British Journal of Political Science
DOI of Published Version
Employing data from three surveys of mass opinion conducted in Lithuania, Ukraine and European Russia during 1990, 1991 and 1992, we examine three prominent but competing hypotheses about the source of political values in the post-Soviet societies: historically derived political culture, regime indoctrination and the effects of societal modernization. The literature on Soviet political culture argues that Russian mass values are distinguished by authoritarianism and love of order, values which will be largely shared by Ukrainians, especially East Ukrainians, whereas Lithuanian society would not evince this pattern. Our data do not support this hypothesis. We then examine acceptance of Soviet era norms, both political and economic. We do not find support for the argument that regime indoctrination during the Soviet period produced a set of ideologically derived values throughout the former Soviet Union and across a series of generations.
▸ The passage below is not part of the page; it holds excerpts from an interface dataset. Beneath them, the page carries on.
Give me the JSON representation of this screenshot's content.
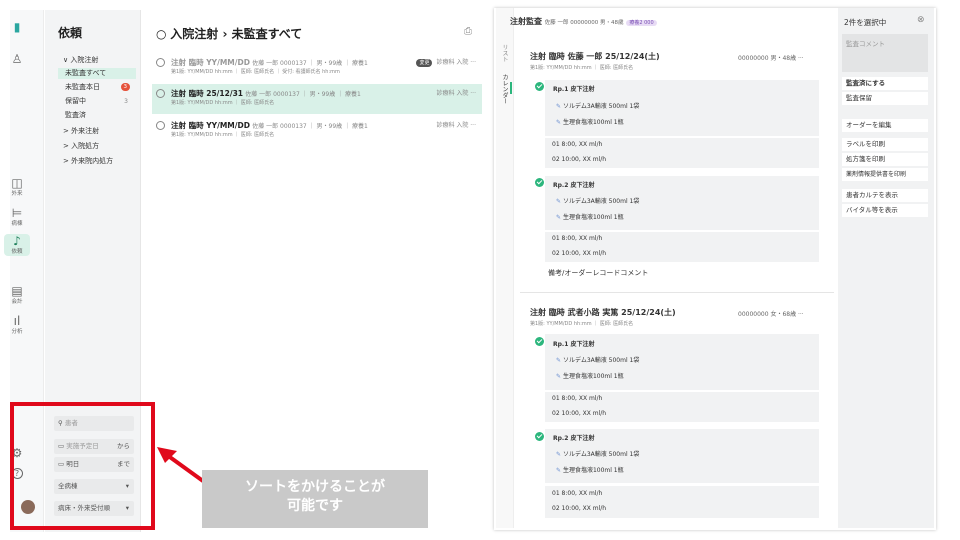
{
  "left_app": {
    "rail": [
      {
        "label": "",
        "icon": "logo-icon"
      },
      {
        "label": "",
        "icon": "user-icon"
      },
      {
        "label": "外来",
        "icon": "book-icon"
      },
      {
        "label": "病棟",
        "icon": "bed-icon"
      },
      {
        "label": "依頼",
        "icon": "bell-icon"
      },
      {
        "label": "会計",
        "icon": "receipt-icon"
      },
      {
        "label": "分析",
        "icon": "bar-chart-icon"
      }
    ],
    "rail_bottom": {
      "settings": "⚙",
      "help": "?"
    },
    "nav": {
      "title": "依頼",
      "items": [
        {
          "label": "∨ 入院注射"
        },
        {
          "label": "未監査すべて"
        },
        {
          "label": "未監査本日",
          "badge": "3"
        },
        {
          "label": "保留中",
          "count": "3"
        },
        {
          "label": "監査済"
        },
        {
          "label": "> 外来注射"
        },
        {
          "label": "> 入院処方"
        },
        {
          "label": "> 外来院内処方"
        }
      ]
    },
    "filters": {
      "search_placeholder": "患者",
      "date_label": "実施予定日",
      "date_from": "から",
      "date_day": "明日",
      "date_to": "まで",
      "ward": "全病棟",
      "ward_type": "病床・外来受付順"
    },
    "header": {
      "title": "入院注射 › 未監査すべて"
    },
    "rows": [
      {
        "line1_bold": "注射 臨時 YY/MM/DD",
        "line1_meta": "佐藤 一郎 0000137 ｜ 男・99歳 ｜ 療養1",
        "line2": "第1版: YY/MM/DD hh:mm ｜ 医師: 医師氏名 ｜ 受付: 看護師氏名 hh:mm",
        "tag": "変更",
        "dept": "診療科 入院 ···"
      },
      {
        "line1_bold": "注射 臨時 25/12/31",
        "line1_meta": "佐藤 一郎 0000137 ｜ 男・99歳 ｜ 療養1",
        "line2": "第1版: YY/MM/DD hh:mm ｜ 医師: 医師氏名",
        "tag": "",
        "dept": "診療科 入院 ···"
      },
      {
        "line1_bold": "注射 臨時 YY/MM/DD",
        "line1_meta": "佐藤 一郎 0000137 ｜ 男・99歳 ｜ 療養1",
        "line2": "第1版: YY/MM/DD hh:mm ｜ 医師: 医師氏名",
        "tag": "",
        "dept": "診療科 入院 ···"
      }
    ],
    "callout": {
      "line1": "ソートをかけることが",
      "line2": "可能です"
    }
  },
  "right_app": {
    "header": {
      "title": "注射監査",
      "patient": "佐藤 一郎 00000000 男・48歳",
      "badge": "療養2 000"
    },
    "vtabs": {
      "tab1": "リスト",
      "tab2": "カレンダー"
    },
    "orders": [
      {
        "title": "注射 臨時 佐藤 一郎 25/12/24(土)",
        "meta": "00000000 男・48歳 ···",
        "sub": "第1版: YY/MM/DD hh:mm ｜ 医師: 医師氏名",
        "rps": [
          {
            "name": "Rp.1 皮下注射",
            "drugs": [
              "ソルデム3A輸液 500ml 1袋",
              "生理食塩液100ml 1瓶"
            ],
            "times": [
              "01 8:00, XX ml/h",
              "02 10:00, XX ml/h"
            ]
          },
          {
            "name": "Rp.2 皮下注射",
            "drugs": [
              "ソルデム3A輸液 500ml 1袋",
              "生理食塩液100ml 1瓶"
            ],
            "times": [
              "01 8:00, XX ml/h",
              "02 10:00, XX ml/h"
            ]
          }
        ],
        "note": "備考/オーダーレコードコメント"
      },
      {
        "title": "注射 臨時 武者小路 実篤 25/12/24(土)",
        "meta": "00000000 女・68歳 ···",
        "sub": "第1版: YY/MM/DD hh:mm ｜ 医師: 医師氏名",
        "rps": [
          {
            "name": "Rp.1 皮下注射",
            "drugs": [
              "ソルデム3A輸液 500ml 1袋",
              "生理食塩液100ml 1瓶"
            ],
            "times": [
              "01 8:00, XX ml/h",
              "02 10:00, XX ml/h"
            ]
          },
          {
            "name": "Rp.2 皮下注射",
            "drugs": [
              "ソルデム3A輸液 500ml 1袋",
              "生理食塩液100ml 1瓶"
            ],
            "times": [
              "01 8:00, XX ml/h",
              "02 10:00, XX ml/h"
            ]
          }
        ]
      }
    ],
    "actions": {
      "title": "2件を選択中",
      "comment_placeholder": "監査コメント",
      "buttons": [
        "監査済にする",
        "監査保留",
        "オーダーを編集",
        "ラベルを印刷",
        "処方箋を印刷",
        "薬剤情報提供書を印刷",
        "患者カルテを表示",
        "バイタル等を表示"
      ]
    },
    "colors": {
      "accent": "#2cb67d",
      "selected_row": "#d9f1e8",
      "annotation_red": "#e0091b"
    }
  }
}
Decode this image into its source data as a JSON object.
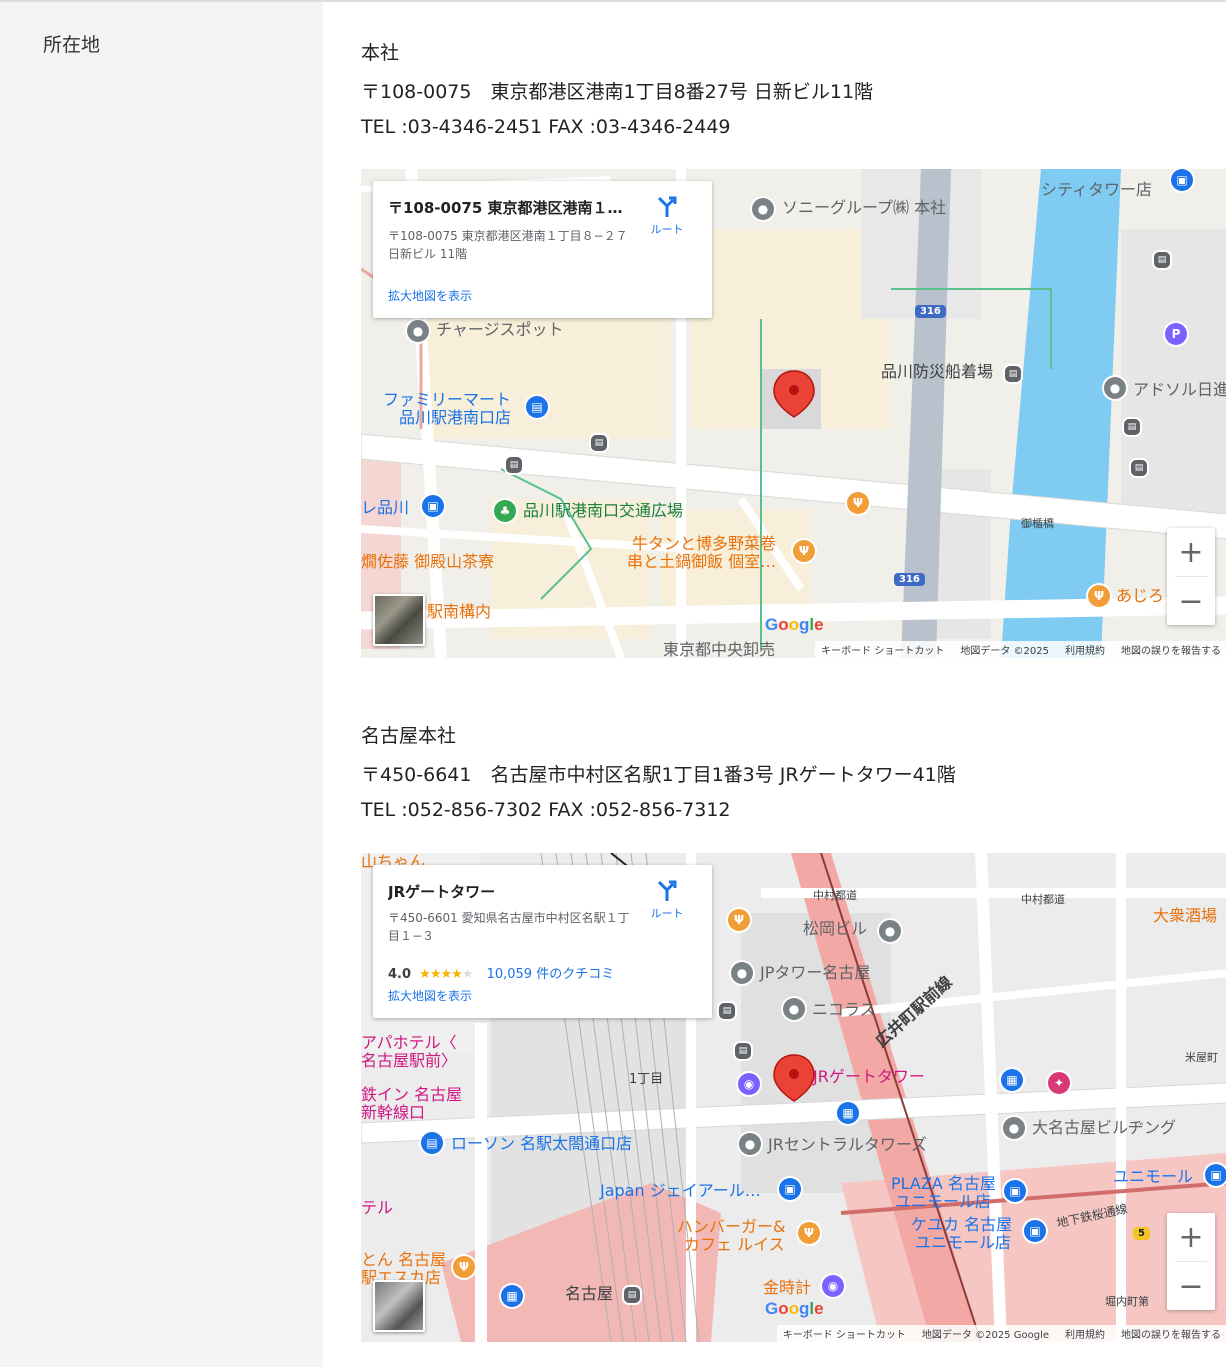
{
  "section_label": "所在地",
  "offices": [
    {
      "name": "本社",
      "address": "〒108-0075　東京都港区港南1丁目8番27号 日新ビル11階",
      "tel": "TEL :03-4346-2451 FAX :03-4346-2449",
      "map": {
        "info_title": "〒108-0075 東京都港区港南１丁...",
        "info_address": "〒108-0075 東京都港区港南１丁目８−２７ 日新ビル 11階",
        "route_label": "ルート",
        "larger_map_link": "拡大地図を表示",
        "labels": {
          "sony": "ソニーグループ㈱ 本社",
          "city_tower": "シティタワー店",
          "charge": "チャージスポット",
          "family_mart_1": "ファミリーマート",
          "family_mart_2": "品川駅港南口店",
          "bousai": "品川防災船着場",
          "adsol": "アドソル日進",
          "plaza": "品川駅港南口交通広場",
          "gyutan_1": "牛タンと博多野菜巻",
          "gyutan_2": "串と土鍋御飯 個室…",
          "re_shinagawa": "レ品川",
          "sato": "燗佐藤 御殿山茶寮",
          "station_south": "駅南構内",
          "ajiro": "あじろ",
          "oyasumi_bridge": "御楯橋",
          "market": "東京都中央卸売",
          "route_316a": "316",
          "route_316b": "316"
        },
        "attribution": {
          "shortcuts": "キーボード ショートカット",
          "mapdata": "地図データ ©2025",
          "terms": "利用規約",
          "report": "地図の誤りを報告する"
        }
      }
    },
    {
      "name": "名古屋本社",
      "address": "〒450-6641　名古屋市中村区名駅1丁目1番3号 JRゲートタワー41階",
      "tel": "TEL :052-856-7302 FAX :052-856-7312",
      "map": {
        "info_title": "JRゲートタワー",
        "info_address": "〒450-6601 愛知県名古屋市中村区名駅１丁目１−３",
        "rating_value": "4.0",
        "rating_stars": 4,
        "reviews": "10,059 件のクチコミ",
        "route_label": "ルート",
        "larger_map_link": "拡大地図を表示",
        "labels": {
          "matsuoka": "松岡ビル",
          "jp_tower": "JPタワー名古屋",
          "nikorasu": "ニコラス",
          "hiroi_line": "広井町駅前線",
          "nakamura_1": "中村都道",
          "nakamura_2": "中村都道",
          "taishu_sakaba": "大衆酒場",
          "apa_1": "アパホテル〈",
          "apa_2": "名古屋駅前〉",
          "inn_1": "鉄イン 名古屋",
          "inn_2": "新幹線口",
          "chome": "1丁目",
          "jr_gate": "JRゲートタワー",
          "dai_nagoya": "大名古屋ビルヂング",
          "yoneya": "米屋町",
          "lawson": "ローソン 名駅太閤通口店",
          "central_towers": "JRセントラルタワーズ",
          "unimall": "ユニモール",
          "japan_jr": "Japan ジェイアール…",
          "plaza_1": "PLAZA 名古屋",
          "plaza_2": "ユニモール店",
          "hotel": "テル",
          "burger_1": "ハンバーガー&",
          "burger_2": "カフェ ルイス",
          "keyuka_1": "ケユカ 名古屋",
          "keyuka_2": "ユニモール店",
          "subway": "地下鉄桜通線",
          "ton_1": "とん 名古屋",
          "ton_2": "駅エスカ店",
          "nagoya": "名古屋",
          "kindokei": "金時計",
          "horiuchi": "堀内町第",
          "yamachan": "山ちゃん",
          "route_5": "5"
        },
        "attribution": {
          "shortcuts": "キーボード ショートカット",
          "mapdata": "地図データ ©2025 Google",
          "terms": "利用規約",
          "report": "地図の誤りを報告する"
        }
      }
    }
  ],
  "icons": {
    "pin": "map-pin-icon",
    "zoom_in": "+",
    "zoom_out": "−",
    "route": "directions-icon"
  },
  "colors": {
    "water": "#7fcbf2",
    "road": "#ffffff",
    "highway": "#b8c1cc",
    "pin": "#ea4335",
    "rail_area": "#f2b8b5",
    "link": "#1a73e8"
  }
}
The third hypothesis -- that industrialization, urbanization, war and changing educational opportunities shaped the formative experiences of succeeding generations in the Soviet societies and, therefore, their citizens' values -- receives the most support: in each of the three societies, differences in political values across age groups, places of residence and levels of education are noteworthy. The variations in political values we find across demographic groupings help us to understand the level of pro-democratic values in each society. We find that in Russia and Ukraine more support for democracy can be found among urban, better educated respondents than among other groups. In Lithuania, the urban and better educated respondents evince pro-democratic values at about the same level as their counterparts in Russia and Ukraine, but Lithuanian farmers and blue-collar workers support democracy at a level closer to urban, white-collar Lithuanians than to their Russian and Ukrainian counterparts. In all three societies, those citizens most likely to hold values supportive of democracy are those who are less favourable to Soviet-era values and less convinced of the primacy of the need for social and political "order." Those who desire strong leadership, however, tend to have more democratic values, not more authoritarian ones.
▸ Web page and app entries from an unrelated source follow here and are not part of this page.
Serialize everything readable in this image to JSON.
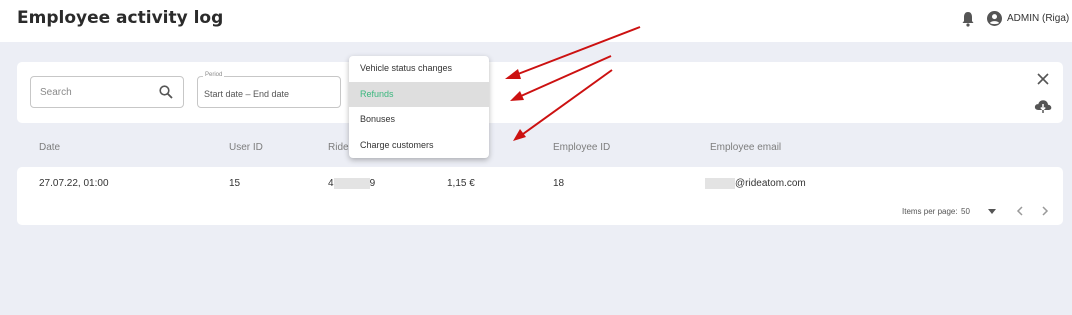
{
  "header": {
    "title": "Employee activity log",
    "user_label": "ADMIN (Riga)"
  },
  "filters": {
    "search_placeholder": "Search",
    "period_label": "Period",
    "period_value": "Start date – End date"
  },
  "dropdown": {
    "items": [
      {
        "label": "Vehicle status changes",
        "active": false
      },
      {
        "label": "Refunds",
        "active": true
      },
      {
        "label": "Bonuses",
        "active": false
      },
      {
        "label": "Charge customers",
        "active": false
      }
    ]
  },
  "table": {
    "columns": [
      "Date",
      "User ID",
      "Ride",
      "Employee ID",
      "Employee email"
    ],
    "rows": [
      {
        "date": "27.07.22, 01:00",
        "user_id": "15",
        "ride_prefix": "4",
        "ride_suffix": "9",
        "amount": "1,15 €",
        "employee_id": "18",
        "email_domain": "@rideatom.com"
      }
    ]
  },
  "pagination": {
    "items_per_page_label": "Items per page:",
    "items_per_page_value": "50"
  },
  "icons": {
    "bell": "bell-icon",
    "user": "account-circle-icon",
    "search": "search-icon",
    "close": "close-icon",
    "download": "cloud-download-icon",
    "dropdown_caret": "caret-down-icon",
    "prev": "chevron-left-icon",
    "next": "chevron-right-icon"
  },
  "colors": {
    "background": "#eceef5",
    "active_text": "#3bb77e",
    "annotation_arrow": "#cc1111"
  }
}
Journal Article Version
Version of Record
Published Article/Book Citation
British Journal of Political Science, 24:2 (1994) pp. 183-223. DOI: 10.1017/S0007123400009789
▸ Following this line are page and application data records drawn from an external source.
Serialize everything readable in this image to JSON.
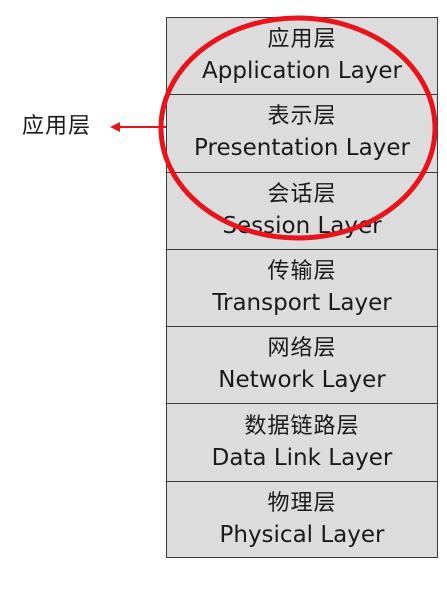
{
  "side_label": "应用层",
  "layers": [
    {
      "cn": "应用层",
      "en": "Application Layer"
    },
    {
      "cn": "表示层",
      "en": "Presentation Layer"
    },
    {
      "cn": "会话层",
      "en": "Session Layer"
    },
    {
      "cn": "传输层",
      "en": "Transport Layer"
    },
    {
      "cn": "网络层",
      "en": "Network Layer"
    },
    {
      "cn": "数据链路层",
      "en": "Data Link Layer"
    },
    {
      "cn": "物理层",
      "en": "Physical Layer"
    }
  ],
  "colors": {
    "box_fill": "#dcdcdc",
    "border": "#3a3a3a",
    "highlight": "#e8141b"
  }
}
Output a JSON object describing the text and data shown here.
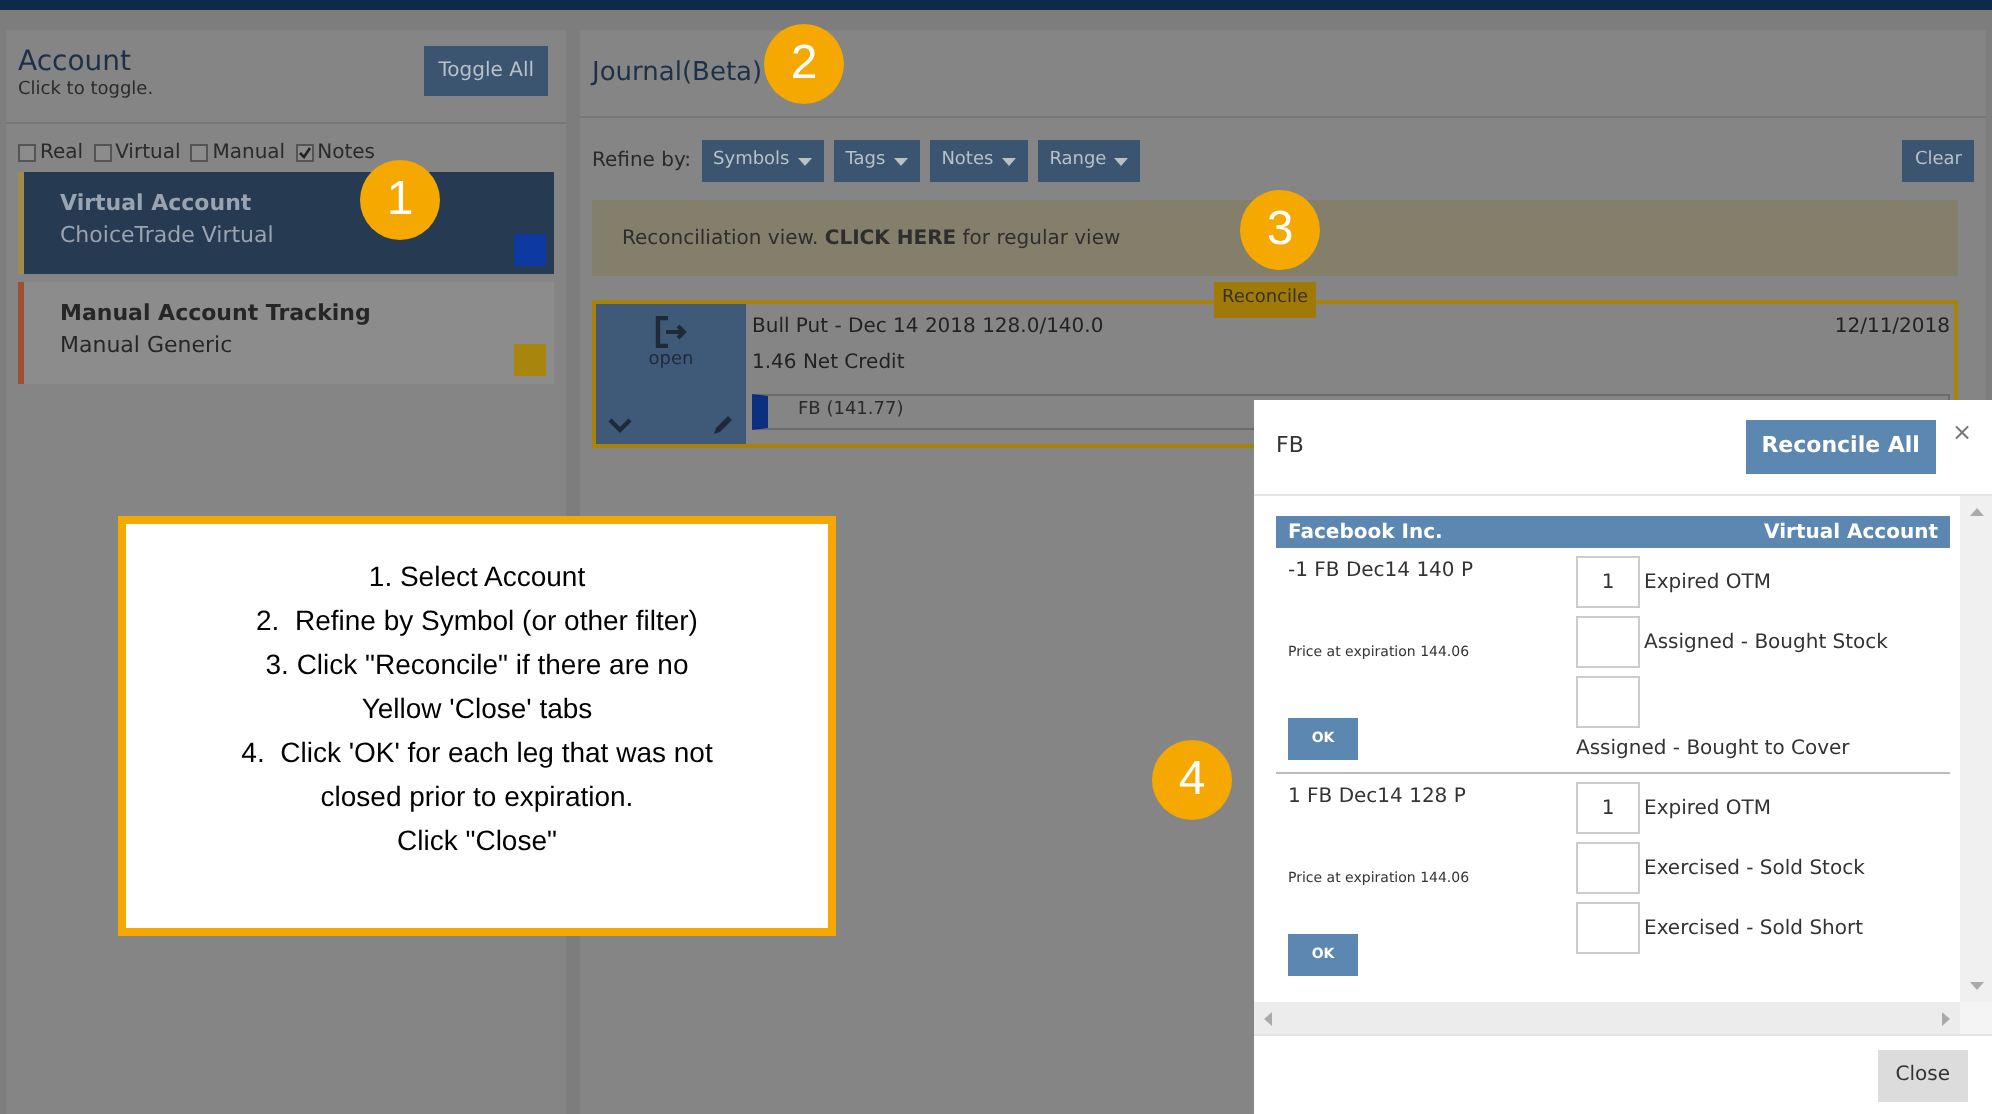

Copyright © 1994 Cambridge University Press. Used by permission. http://journals.cambridge.org/action/displayJournal?jid=JPS